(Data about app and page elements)
<<<<

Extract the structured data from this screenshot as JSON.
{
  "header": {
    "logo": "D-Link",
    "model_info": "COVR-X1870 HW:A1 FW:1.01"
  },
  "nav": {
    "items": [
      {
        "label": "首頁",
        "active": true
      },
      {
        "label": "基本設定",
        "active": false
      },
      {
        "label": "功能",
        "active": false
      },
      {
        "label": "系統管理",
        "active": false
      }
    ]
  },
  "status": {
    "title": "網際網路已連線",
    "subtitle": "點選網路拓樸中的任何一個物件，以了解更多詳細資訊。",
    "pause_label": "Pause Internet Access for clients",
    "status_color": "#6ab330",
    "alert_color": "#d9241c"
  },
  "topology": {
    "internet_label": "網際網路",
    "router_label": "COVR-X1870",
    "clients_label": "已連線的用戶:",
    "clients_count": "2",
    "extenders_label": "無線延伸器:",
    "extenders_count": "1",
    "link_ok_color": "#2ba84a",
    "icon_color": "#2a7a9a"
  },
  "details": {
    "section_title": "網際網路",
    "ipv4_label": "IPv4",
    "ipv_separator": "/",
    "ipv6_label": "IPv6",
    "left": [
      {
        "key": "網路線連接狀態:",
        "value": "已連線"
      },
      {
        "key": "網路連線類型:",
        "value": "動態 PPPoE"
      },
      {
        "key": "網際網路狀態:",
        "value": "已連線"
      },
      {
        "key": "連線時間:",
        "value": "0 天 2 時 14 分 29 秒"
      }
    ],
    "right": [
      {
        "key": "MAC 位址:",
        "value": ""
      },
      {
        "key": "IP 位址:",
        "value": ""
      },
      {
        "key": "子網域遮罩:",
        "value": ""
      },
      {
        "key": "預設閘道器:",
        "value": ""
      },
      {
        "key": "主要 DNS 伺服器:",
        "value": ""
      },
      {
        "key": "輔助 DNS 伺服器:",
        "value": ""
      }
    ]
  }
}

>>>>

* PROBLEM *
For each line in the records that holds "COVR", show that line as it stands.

* YOUR RESPONSE *
    "model_info": "COVR-X1870 HW:A1 FW:1.01"
    "router_label": "COVR-X1870",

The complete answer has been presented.